Selection.Collapse (wdCollapseEnd)
Selection.MoveRight unit:=wdCharacter, Extend:=wdExtend
Set dlg = Dialogs(wdDialogInsertSymbol)
UniCodeNum = dlg.charnum

Selection.Collapse (wdCollapseEnd)
Selection.MoveRight unit:=wdCharacter, Extend:=wdExtend

' Reset Word document settings
If SCP = 1 Then Options.SmartCutPaste = True
If NoFC = 1 Then ActiveWindow.View.ShowFieldCodes = False
Selection.Collapse (wdCollapseStart)
Selection.MoveLeft unit:=wdCharacter
Application.ScreenUpdating = True

End Sub
NOTE: After you run the macro and the text is converted to non-symbol characters, you may need to format the text to the correct font.

More Information

The following table lists common symbol and non-symbol fonts:


Unicode is a 16-bit character set designed to cover all of the world's major living languages, in addition to scientific symbols and dead languages that are the subject of scholarly interest. It eliminates the complexity of multi-byte character sets that are currently used in UNIX and Microsoft Windows to support Asian languages. A consortium of companies, including Apple, Microsoft, Hewlett-Packard (HP), Digital, and IBM, created Unicode. These companies used information from the ISO-10646 standard to produce a single standard in 1993. Unicode is the basis for the Microsoft Windows NT operating system.

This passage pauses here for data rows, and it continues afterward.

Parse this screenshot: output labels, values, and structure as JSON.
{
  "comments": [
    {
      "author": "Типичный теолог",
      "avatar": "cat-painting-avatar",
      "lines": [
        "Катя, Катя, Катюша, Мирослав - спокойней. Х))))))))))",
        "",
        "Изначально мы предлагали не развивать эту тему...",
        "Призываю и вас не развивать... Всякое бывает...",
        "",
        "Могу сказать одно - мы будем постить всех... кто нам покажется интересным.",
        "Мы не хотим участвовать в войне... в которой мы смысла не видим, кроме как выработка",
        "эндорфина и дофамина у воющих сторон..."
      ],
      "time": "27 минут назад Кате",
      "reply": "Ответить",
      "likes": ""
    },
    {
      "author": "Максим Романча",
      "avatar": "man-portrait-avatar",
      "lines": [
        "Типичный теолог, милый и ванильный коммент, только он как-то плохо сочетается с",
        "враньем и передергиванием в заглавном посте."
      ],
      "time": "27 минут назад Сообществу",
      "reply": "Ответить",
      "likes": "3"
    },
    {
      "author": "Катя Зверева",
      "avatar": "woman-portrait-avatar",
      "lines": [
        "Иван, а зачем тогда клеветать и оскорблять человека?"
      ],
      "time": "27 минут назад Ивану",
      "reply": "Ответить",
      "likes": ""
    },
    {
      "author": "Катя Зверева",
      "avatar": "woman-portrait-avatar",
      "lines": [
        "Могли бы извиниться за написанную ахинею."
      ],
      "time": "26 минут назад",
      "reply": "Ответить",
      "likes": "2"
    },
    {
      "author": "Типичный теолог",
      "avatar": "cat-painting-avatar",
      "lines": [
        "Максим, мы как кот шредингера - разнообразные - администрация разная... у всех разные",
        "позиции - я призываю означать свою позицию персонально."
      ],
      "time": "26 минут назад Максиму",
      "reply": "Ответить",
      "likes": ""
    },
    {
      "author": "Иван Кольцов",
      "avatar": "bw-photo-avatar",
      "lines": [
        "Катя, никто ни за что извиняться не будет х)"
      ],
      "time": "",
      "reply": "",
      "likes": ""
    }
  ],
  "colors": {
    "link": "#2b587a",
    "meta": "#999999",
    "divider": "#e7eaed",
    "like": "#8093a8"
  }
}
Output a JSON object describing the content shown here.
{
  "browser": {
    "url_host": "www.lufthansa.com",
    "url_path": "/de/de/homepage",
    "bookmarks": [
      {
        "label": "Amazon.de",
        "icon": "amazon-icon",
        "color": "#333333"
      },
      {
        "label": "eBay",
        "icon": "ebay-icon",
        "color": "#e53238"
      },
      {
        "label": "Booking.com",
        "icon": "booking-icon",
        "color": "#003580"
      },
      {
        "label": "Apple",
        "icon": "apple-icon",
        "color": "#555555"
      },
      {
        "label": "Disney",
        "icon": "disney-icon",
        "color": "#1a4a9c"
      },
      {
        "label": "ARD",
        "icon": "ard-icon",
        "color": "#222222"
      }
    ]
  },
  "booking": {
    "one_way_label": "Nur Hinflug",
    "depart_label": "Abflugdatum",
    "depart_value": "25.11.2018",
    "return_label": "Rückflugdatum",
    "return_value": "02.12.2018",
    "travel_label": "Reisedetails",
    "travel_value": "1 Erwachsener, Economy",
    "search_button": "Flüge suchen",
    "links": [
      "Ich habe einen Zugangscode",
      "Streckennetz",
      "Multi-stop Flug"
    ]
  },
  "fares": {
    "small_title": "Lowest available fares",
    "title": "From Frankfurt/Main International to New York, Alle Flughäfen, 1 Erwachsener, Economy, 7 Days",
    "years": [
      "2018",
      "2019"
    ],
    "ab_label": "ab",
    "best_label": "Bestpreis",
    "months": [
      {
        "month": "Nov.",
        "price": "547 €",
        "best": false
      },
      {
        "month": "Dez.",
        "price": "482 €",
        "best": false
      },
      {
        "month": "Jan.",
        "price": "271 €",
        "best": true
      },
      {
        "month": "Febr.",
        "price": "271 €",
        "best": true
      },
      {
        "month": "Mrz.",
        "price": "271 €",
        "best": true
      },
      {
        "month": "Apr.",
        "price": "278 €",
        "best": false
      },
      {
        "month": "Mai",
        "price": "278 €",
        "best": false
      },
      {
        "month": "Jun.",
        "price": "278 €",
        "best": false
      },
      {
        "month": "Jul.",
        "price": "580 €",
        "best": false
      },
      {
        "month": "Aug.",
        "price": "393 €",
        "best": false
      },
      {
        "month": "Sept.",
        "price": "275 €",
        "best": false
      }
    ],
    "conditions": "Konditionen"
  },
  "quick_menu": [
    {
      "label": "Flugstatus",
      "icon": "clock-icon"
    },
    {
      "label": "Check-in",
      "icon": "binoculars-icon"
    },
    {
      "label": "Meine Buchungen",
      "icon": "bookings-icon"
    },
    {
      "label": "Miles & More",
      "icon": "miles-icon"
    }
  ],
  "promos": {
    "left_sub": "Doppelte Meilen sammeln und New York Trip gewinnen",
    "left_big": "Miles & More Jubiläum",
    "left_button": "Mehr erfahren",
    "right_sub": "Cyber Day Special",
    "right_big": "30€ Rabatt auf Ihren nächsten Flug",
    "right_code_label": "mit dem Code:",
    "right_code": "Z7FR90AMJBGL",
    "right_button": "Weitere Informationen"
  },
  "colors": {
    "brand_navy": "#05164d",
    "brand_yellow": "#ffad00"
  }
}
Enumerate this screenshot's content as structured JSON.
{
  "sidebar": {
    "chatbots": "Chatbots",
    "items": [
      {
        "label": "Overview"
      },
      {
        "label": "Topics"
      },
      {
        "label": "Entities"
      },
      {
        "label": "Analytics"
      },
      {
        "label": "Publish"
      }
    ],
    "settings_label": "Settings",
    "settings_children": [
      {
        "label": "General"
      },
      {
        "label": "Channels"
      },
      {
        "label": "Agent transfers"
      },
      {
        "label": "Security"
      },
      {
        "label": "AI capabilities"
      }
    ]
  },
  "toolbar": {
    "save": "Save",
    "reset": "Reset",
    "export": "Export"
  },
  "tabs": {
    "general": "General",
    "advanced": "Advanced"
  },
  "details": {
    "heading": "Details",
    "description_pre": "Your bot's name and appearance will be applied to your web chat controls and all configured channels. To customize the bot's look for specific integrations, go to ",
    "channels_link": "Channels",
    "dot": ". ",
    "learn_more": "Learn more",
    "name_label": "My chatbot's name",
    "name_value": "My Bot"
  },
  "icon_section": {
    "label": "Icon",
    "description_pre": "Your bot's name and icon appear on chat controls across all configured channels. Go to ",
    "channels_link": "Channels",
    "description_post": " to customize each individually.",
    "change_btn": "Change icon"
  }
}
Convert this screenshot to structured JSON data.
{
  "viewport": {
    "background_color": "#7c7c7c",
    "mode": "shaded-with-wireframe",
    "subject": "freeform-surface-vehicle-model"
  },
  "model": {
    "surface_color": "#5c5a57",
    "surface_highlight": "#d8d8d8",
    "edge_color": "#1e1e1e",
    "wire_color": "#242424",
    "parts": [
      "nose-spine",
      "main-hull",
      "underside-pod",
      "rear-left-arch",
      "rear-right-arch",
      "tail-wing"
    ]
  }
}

Unicode is a 16-bit character set, in which all characters occupy the same space. The first 256 values are the same as the ISO-Latin character set, which is also the basis for the ANSI character set used in Microsoft Windows 3.1 and Microsoft Windows 95. However, Unicode defines 34,168 distinct coded characters. In most character sets, a single value is often assigned to several characters. For example, in ASCII a "-" character is used to represent a hyphen, a minus sign, a dash, and a non-breaking hyphen. In Unicode, each meaning is given its own code; that is, a hyphen is represented by a character different from a minus sign, and so forth. The Unicode standard contains only one instance of each character and assigns it a unique name and code value. It also supports combining accent characters, which follow the base character that they are to modify.

For more information about Unicode, visit the Unicode Web site at the following location: